Home water quality is extremely important and needs to be closely monitored to ensure the health and safety of you and your family. Although local water utilities are legally required to test their water and disclose the results, some contaminants can slip through the cracks.

Testing your own water quality is a great way to achieve peace of mind, but you should never rely on home water testing results as the final word on your water safety. Believe it or not, there are many hidden dangers of home water testing kits. When shopping for water testing kits, you’re likely to run into a lot of claims about what each kit can do for you. Before you buy, however, read on to learn about some of the dangers of home water testing kits.

Should I Test My Own Water?

Water utility companies are required to test their water and report their findings in consumer confidence reports. Their tests are not infallible, however, and it is possible for contaminants to slip through the cracks.

Certain areas are more likely to need extra monitoring, as well. For example, if you live in the middle of the city and rely on the city to provide your water, that water is likely very closely monitored. If you live in a more rural area and/or rely on a well for your water, it could be a good idea to test your water more frequently.

It’s very important to keep the water in your home as clean and safe as possible. Considering all the different ways with which you use your water— from cooking to drinking to washing— your health could depend on how clean it is! Many people don’t consider the quality of the water they consume, but according to a report from 2018, up to 45 million Americans have consumed water that violates health quality conditions since 1982.

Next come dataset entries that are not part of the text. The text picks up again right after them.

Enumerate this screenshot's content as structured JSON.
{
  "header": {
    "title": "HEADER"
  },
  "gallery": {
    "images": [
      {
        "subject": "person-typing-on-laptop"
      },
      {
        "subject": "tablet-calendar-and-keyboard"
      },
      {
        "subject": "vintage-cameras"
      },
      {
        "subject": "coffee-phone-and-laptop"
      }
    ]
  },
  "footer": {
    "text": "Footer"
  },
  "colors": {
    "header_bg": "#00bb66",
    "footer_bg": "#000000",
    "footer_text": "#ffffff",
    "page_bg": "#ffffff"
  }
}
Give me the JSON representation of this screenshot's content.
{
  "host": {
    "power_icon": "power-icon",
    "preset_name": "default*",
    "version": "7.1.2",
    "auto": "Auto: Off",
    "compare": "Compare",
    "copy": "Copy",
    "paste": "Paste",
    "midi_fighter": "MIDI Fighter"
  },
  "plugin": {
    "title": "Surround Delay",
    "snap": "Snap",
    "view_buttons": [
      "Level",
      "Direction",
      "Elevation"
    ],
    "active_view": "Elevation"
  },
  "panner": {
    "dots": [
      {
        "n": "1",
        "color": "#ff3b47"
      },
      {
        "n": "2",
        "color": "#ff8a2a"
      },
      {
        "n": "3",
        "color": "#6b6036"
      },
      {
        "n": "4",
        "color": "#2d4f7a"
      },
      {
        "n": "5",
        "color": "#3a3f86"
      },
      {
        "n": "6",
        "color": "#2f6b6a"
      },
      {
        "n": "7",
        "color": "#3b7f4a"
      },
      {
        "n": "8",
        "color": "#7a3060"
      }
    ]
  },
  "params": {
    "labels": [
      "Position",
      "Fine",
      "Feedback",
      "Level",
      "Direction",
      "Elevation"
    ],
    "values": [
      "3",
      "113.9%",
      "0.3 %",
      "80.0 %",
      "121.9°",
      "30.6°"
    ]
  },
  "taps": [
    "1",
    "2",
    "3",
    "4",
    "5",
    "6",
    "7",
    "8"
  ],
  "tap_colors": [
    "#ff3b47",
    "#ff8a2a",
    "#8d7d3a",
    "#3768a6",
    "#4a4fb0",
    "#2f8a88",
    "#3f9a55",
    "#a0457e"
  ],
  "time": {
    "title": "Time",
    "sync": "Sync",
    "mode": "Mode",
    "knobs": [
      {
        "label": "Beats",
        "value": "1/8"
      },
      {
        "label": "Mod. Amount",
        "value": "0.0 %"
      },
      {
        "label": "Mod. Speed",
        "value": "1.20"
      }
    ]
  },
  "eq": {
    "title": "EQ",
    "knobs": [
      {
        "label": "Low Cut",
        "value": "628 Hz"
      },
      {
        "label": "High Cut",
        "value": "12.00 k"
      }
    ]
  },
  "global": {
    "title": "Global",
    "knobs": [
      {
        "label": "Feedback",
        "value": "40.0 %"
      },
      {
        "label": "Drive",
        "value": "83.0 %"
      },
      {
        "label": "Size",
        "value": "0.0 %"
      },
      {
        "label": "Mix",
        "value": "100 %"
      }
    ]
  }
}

For this reason, it’s a good idea to keep your eye on the water in your home. You don’t need to perform water testing each week by any means, but you should keep a water testing kit on hand in case you notice that your water:

  • Is cloudy in appearance
  • Has acquired a funny taste
  • Has a strange odor
  • Is staining your clothing or plumbing fixtures

You should also consider using a water testing kit if you’ve been experiencing gastro-intestinal issues consistently, or if your soaps or detergents are no longer lathering.

Types of Water Testing Kits

There are many types of water testing kits, and some are more reliable than others.

Water Testing Strips

These test stops are chemically treated and claim to change color when they’re submerged in contaminated water. A lot of these kits will claim that they test to the standards of the EPA, this wording is designed to trick you. These water testing kits are neither tested or promoted by the EPA.

Additionally, it’s challenging to get a clear idea of just how accurate these tests are. If you’re interested in finding out more about your water’s hardness or pH levels these tests are sufficient, but should never be used to find the presence of harmful contaminants.

Digital Water Testers

These digital water testers are a step up from the simple test strips but are not reliable at determining water safety. These devices are helpful if you’re interested in learning how the calcium or magnesium levels change in your water but aren’t good indicators of lead or other contaminants. The dissolved solids that these digital water testers measure are unlikely to affect anything more than your water’s taste.

Send-to-Lab Water Testing Kits

Experts agree that these tests are the best option for at-home water testing. These kits come equipped with everything you need to sample, secure, and ship your water off to a lab for professional testing. This type of at-home test is the best choice for discovering the presence of contaminants that could harm your health.

Well Water Testing Kits

If you rely on a private well for your water, it’s especially important to keep an eye on contaminant levels. The EPA does not regulate private wells the same way it regulates water utility companies, and therefore some of the responsibility falls on the homeowner to check and maintain healthy water standards.

There are many kinds of well water testing kits available. Some deliver instant results and others require you to send water samples to a lab. For best results, you may want to perform one of each every so often.

FHA Water Test

When buying or selling your home, you may be told that you must perform an FHA water test. This is especially likely if the home in question is served by a private well.

The FHA— which stands for Federal Housing Administration— is an organization that provides mortgage insurance on loans that are given out by FHA-approved lenders throughout the U.S. In order to protect themselves, the buyer, and the lender, they require a number of home quality and safety tests in order to minimize costly safety risks that might otherwise go unnoticed.

These water tests look for three specific contaminants:

  • Total Coliform
  • Total Nitrates & Nitrites
  • Lead

In order to pass the test, the levels of all three must fall below a certain threshold.

If you’ve been told that you need to perform an FHA water test, don’t worry. These tests are quite common and easy to find and perform.

Is There Water Testing Available Near Me?

If you’re concerned with the safety or quality of your water at home, you’re probably wondering if water testing is available near you. Performing a water quality test is a great solution. It’s especially important to test your water quality if you live on a property with water supplied by a private well.

Whether you decide to perform an at-home test yourself or prefer a more reliable, professional testing service conducted by a home inspection company, performing water testing is crucial to protecting yourself and your family.

If you’re looking for “water testing near me“, look no further than ARTI Home Inspections. We offer full spectrum water testing, and can help tailor testing to your personal or real estate needs.

Contact us today for more information.